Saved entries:
━━━━━━━━━━━━━━━━

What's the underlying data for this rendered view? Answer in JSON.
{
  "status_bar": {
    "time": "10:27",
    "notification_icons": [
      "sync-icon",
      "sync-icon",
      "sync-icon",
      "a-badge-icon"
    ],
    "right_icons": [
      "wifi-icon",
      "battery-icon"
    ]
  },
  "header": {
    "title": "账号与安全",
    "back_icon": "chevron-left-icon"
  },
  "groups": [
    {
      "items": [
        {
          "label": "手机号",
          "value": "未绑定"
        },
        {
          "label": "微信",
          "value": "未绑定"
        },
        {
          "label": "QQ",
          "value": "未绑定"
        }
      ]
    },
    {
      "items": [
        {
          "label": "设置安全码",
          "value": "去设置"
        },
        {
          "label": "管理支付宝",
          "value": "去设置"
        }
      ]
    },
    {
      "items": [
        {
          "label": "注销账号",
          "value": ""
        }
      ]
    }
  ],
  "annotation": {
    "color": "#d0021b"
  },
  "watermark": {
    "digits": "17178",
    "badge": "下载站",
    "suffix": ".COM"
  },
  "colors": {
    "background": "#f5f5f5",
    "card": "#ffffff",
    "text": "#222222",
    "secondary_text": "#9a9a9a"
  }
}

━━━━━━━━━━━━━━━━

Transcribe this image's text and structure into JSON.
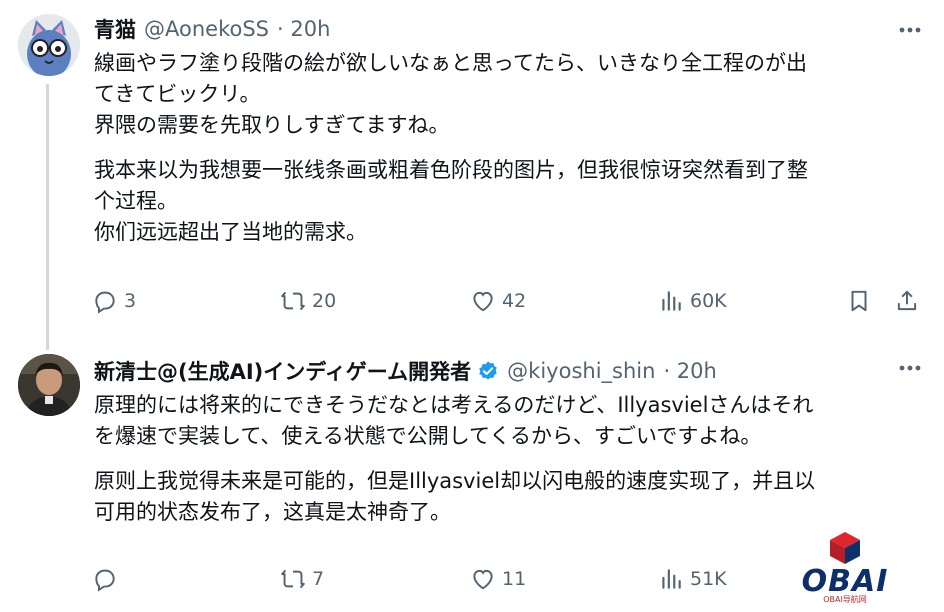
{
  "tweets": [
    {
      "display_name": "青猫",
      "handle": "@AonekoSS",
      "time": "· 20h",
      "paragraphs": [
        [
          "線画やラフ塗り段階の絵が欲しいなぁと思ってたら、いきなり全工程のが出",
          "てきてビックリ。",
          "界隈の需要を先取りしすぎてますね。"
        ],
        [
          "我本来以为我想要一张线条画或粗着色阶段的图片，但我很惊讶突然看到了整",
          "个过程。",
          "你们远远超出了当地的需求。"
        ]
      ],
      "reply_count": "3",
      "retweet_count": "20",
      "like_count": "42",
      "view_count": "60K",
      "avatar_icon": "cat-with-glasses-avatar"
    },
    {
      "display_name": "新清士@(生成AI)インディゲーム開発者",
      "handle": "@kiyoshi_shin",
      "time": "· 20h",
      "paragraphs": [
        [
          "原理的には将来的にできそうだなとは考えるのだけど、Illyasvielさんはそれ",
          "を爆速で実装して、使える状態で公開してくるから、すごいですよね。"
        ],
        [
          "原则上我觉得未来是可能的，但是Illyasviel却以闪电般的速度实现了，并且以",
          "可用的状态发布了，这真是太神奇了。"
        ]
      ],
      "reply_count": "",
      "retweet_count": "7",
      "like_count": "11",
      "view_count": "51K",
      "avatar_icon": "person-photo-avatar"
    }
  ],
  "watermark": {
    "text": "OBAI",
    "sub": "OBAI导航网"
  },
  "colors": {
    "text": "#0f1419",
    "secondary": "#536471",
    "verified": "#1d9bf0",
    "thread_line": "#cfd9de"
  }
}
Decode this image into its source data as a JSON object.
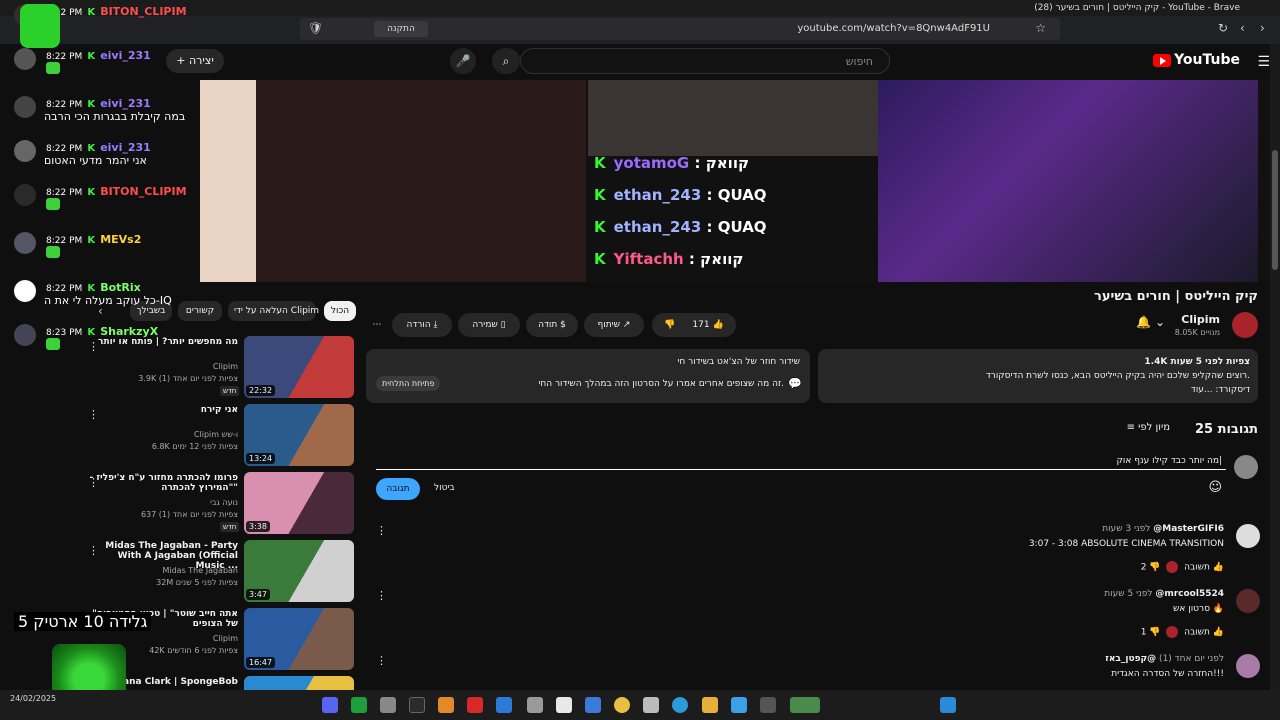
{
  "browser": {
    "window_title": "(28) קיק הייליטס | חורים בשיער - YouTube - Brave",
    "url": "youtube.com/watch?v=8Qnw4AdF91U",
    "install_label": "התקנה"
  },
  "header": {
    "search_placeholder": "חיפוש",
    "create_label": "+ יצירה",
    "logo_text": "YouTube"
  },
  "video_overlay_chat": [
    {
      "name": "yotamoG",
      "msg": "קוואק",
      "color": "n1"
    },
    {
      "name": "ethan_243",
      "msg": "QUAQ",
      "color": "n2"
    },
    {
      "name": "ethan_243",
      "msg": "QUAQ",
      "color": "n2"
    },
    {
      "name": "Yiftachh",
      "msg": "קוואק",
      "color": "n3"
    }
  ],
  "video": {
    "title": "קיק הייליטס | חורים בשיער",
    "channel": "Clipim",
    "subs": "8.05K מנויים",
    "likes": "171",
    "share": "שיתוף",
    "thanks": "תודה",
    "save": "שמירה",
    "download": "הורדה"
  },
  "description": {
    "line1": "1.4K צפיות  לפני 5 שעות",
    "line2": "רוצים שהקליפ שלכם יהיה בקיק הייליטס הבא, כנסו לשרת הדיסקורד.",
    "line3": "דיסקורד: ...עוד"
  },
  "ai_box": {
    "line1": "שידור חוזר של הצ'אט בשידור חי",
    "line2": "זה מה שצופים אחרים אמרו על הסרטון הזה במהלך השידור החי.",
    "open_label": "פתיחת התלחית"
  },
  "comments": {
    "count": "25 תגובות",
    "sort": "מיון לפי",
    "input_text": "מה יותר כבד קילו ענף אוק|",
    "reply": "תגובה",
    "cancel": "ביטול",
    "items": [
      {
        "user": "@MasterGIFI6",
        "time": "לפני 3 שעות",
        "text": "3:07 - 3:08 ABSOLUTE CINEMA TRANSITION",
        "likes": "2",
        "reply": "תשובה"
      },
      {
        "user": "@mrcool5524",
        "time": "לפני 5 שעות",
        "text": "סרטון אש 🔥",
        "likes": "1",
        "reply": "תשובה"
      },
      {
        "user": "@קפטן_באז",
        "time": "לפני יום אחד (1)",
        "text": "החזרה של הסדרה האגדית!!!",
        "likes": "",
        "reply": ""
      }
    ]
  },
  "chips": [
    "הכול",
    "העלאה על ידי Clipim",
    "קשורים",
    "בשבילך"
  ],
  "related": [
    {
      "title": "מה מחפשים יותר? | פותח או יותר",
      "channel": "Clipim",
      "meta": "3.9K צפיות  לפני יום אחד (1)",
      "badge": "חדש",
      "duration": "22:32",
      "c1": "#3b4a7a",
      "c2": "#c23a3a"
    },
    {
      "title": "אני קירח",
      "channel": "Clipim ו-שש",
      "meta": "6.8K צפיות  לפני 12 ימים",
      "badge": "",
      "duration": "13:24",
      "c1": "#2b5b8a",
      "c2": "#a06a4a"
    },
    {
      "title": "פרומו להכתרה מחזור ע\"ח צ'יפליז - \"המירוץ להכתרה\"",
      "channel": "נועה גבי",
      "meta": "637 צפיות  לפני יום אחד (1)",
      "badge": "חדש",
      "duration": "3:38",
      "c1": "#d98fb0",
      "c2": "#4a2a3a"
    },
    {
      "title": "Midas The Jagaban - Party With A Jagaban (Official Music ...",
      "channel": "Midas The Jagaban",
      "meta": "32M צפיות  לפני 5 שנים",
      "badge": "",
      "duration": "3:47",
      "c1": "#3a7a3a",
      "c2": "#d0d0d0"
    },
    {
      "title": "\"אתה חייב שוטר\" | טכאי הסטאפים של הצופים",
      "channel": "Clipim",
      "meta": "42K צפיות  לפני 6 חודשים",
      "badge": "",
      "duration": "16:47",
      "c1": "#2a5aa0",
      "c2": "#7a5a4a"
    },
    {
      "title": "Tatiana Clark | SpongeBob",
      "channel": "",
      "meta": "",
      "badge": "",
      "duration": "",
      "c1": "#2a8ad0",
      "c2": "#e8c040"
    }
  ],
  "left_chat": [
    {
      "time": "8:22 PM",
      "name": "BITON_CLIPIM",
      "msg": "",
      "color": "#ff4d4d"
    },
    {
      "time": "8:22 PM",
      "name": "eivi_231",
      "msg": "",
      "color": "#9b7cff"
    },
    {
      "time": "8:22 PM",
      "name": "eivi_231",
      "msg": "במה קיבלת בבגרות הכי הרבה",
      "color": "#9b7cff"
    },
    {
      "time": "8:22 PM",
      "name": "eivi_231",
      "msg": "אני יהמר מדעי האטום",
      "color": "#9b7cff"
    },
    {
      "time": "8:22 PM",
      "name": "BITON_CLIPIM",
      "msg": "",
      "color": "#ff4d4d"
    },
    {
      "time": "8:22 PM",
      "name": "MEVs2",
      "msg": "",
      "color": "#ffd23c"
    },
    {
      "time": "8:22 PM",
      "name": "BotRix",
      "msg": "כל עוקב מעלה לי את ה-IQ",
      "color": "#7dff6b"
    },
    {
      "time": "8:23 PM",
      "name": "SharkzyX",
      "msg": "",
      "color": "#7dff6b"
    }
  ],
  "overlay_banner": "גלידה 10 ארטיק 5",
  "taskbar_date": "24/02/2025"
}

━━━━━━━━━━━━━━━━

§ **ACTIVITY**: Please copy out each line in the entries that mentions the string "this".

§ **OUTPUT BELOW**:
What's the underlying data for this rendered view? Answer in JSON.
Transcribe this image's text and structure into JSON.
Decode this image into its source data as a JSON object.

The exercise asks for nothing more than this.